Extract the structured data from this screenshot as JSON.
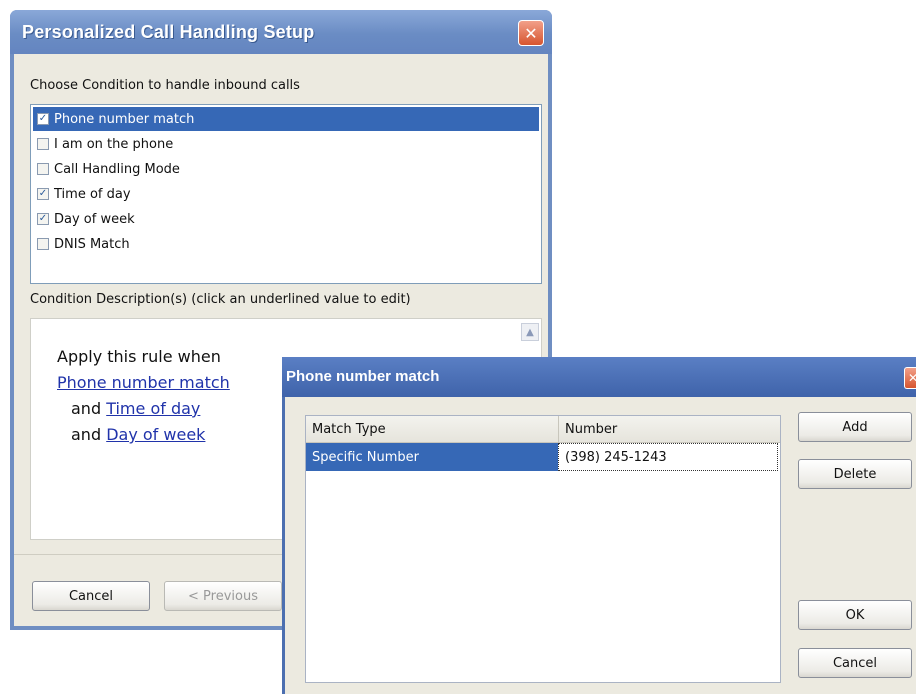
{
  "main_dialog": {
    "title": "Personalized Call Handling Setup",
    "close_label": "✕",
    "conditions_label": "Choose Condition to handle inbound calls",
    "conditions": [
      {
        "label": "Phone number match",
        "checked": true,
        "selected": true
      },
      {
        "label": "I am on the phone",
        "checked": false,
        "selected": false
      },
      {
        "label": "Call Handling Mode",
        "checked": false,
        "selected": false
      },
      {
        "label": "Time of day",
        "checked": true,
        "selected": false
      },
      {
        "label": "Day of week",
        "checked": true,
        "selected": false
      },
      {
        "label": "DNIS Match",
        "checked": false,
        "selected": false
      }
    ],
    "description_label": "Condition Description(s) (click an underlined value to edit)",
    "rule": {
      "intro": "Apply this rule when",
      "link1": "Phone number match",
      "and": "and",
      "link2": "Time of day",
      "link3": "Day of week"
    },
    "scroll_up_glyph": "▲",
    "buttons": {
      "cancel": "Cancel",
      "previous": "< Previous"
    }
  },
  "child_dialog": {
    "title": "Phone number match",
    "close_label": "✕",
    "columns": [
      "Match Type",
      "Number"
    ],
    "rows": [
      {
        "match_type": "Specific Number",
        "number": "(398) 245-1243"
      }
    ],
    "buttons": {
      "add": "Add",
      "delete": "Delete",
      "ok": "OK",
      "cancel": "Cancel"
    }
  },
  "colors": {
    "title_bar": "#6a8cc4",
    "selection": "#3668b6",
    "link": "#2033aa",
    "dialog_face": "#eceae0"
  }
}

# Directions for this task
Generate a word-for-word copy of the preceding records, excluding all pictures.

# Exercise output
Extract the structured data from this screenshot as JSON.
{
  "main_dialog": {
    "title": "Personalized Call Handling Setup",
    "close_label": "✕",
    "conditions_label": "Choose Condition to handle inbound calls",
    "conditions": [
      {
        "label": "Phone number match",
        "checked": true,
        "selected": true
      },
      {
        "label": "I am on the phone",
        "checked": false,
        "selected": false
      },
      {
        "label": "Call Handling Mode",
        "checked": false,
        "selected": false
      },
      {
        "label": "Time of day",
        "checked": true,
        "selected": false
      },
      {
        "label": "Day of week",
        "checked": true,
        "selected": false
      },
      {
        "label": "DNIS Match",
        "checked": false,
        "selected": false
      }
    ],
    "description_label": "Condition Description(s) (click an underlined value to edit)",
    "rule": {
      "intro": "Apply this rule when",
      "link1": "Phone number match",
      "and": "and",
      "link2": "Time of day",
      "link3": "Day of week"
    },
    "scroll_up_glyph": "▲",
    "buttons": {
      "cancel": "Cancel",
      "previous": "< Previous"
    }
  },
  "child_dialog": {
    "title": "Phone number match",
    "close_label": "✕",
    "columns": [
      "Match Type",
      "Number"
    ],
    "rows": [
      {
        "match_type": "Specific Number",
        "number": "(398) 245-1243"
      }
    ],
    "buttons": {
      "add": "Add",
      "delete": "Delete",
      "ok": "OK",
      "cancel": "Cancel"
    }
  },
  "colors": {
    "title_bar": "#6a8cc4",
    "selection": "#3668b6",
    "link": "#2033aa",
    "dialog_face": "#eceae0"
  }
}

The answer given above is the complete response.